• In class verbal feedback throughout
• Online ’Community Learning Forum’ on Blackboard, incorporating anonymous submission and discussion
• Written feedback for summative short answer and data interpretation assignments
• Written feedback for the summative full write-up report
• Review BIOL21242 lecture material, in particular, recognition of antigen by B cells and antibodies, the genetics of antigen receptors, generation of antibodies and monoclonal antibodies
• Kuby Immunology (8th edition, 2018), written by Stranford, Owen, Jones and Punt (MacMillan Education)
• Janeway’s Immunobiology (10th edition, 2022), written by Kenneth Murphy and Casey Weaver (Garland Science)

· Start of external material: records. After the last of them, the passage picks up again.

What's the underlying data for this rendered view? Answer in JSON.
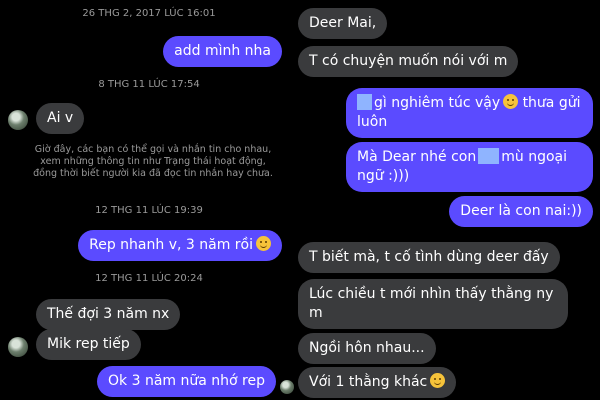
{
  "left_chat": {
    "timestamps": [
      "26 THG 2, 2017 LÚC 16:01",
      "8 THG 11 LÚC 17:54",
      "12 THG 11 LÚC 19:39",
      "12 THG 11 LÚC 20:24"
    ],
    "messages": [
      {
        "text": "add mình nha",
        "sender": "me"
      },
      {
        "text": "Ai v",
        "sender": "other"
      },
      {
        "text": "Rep nhanh v, 3 năm rồi",
        "sender": "me",
        "emoji": "grimace-icon"
      },
      {
        "text": "Thế đợi 3 năm nx",
        "sender": "other"
      },
      {
        "text": "Mik rep tiếp",
        "sender": "other"
      },
      {
        "text": "Ok 3 năm nữa nhớ rep",
        "sender": "me"
      }
    ],
    "notice": "Giờ đây, các bạn có thể gọi và nhắn tin cho nhau, xem những thông tin như Trạng thái hoạt động, đồng thời biết người kia đã đọc tin nhắn hay chưa."
  },
  "right_chat": {
    "messages": [
      {
        "text": "Deer Mai,",
        "sender": "other"
      },
      {
        "text": "T có chuyện muốn nói với m",
        "sender": "other"
      },
      {
        "text": "gì nghiêm túc vậy",
        "text2": "thưa gửi",
        "text3": "luôn",
        "sender": "me",
        "emoji": "smile-icon"
      },
      {
        "text": "Mà Dear nhé con",
        "text2": "mù ngoại",
        "text3": "ngữ :)))",
        "sender": "me"
      },
      {
        "text": "Deer là con nai:))",
        "sender": "me"
      },
      {
        "text": "T biết mà, t cố tình dùng deer đấy",
        "sender": "other"
      },
      {
        "text": "Lúc chiều t mới nhìn thấy thằng ny",
        "text2": "m",
        "sender": "other"
      },
      {
        "text": "Ngồi hôn nhau...",
        "sender": "other"
      },
      {
        "text": "Với 1 thằng khác",
        "sender": "other",
        "emoji": "laughing-icon"
      }
    ]
  },
  "colors": {
    "background": "#000000",
    "my_bubble": "#5b4bff",
    "their_bubble": "#3a3b3d",
    "timestamp": "#9a9a9a"
  }
}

• Roitt’s Essential Immunology (13th edition, 2017), written by Delves, Martin, Burton and Roitt (Wiley-Blackwell). Available as an ebook through the University of Manchester library.
• Hurst RJ and Else KJ (2013). Trichuris muris research revisited: a journey through time. Parasitology, 140(11):1325-39
|Scheduled activity hours
|Practical classes & workshops
|Independent study hours
RSM Attendance guidelines: Students must attend all scheduled RSM sessions on time (N.B. Health and safety information is often delivered at the start of practical sessions, and consequently students who are not present at the start may be asked to leave the lab). Students who arrive late will be marked as absent for that session. Failure to attend a session (an unauthorised absence) will result in a 10% (i.e. 10 mark) penalty being applied to the overall RSM mark (i.e. a student obtaining a mark of 65% overall will instead receive a mark of 55%). Furthermore, any students who miss a practical session will not receive a mark for any associated post-lab assessment (N.B. this mark will be removed before calculating the average post-lab mark to avoid a student being penalised twice).Further absences will result in further penalties (i.e. 2 absences = a penalty of 20% (as described above)).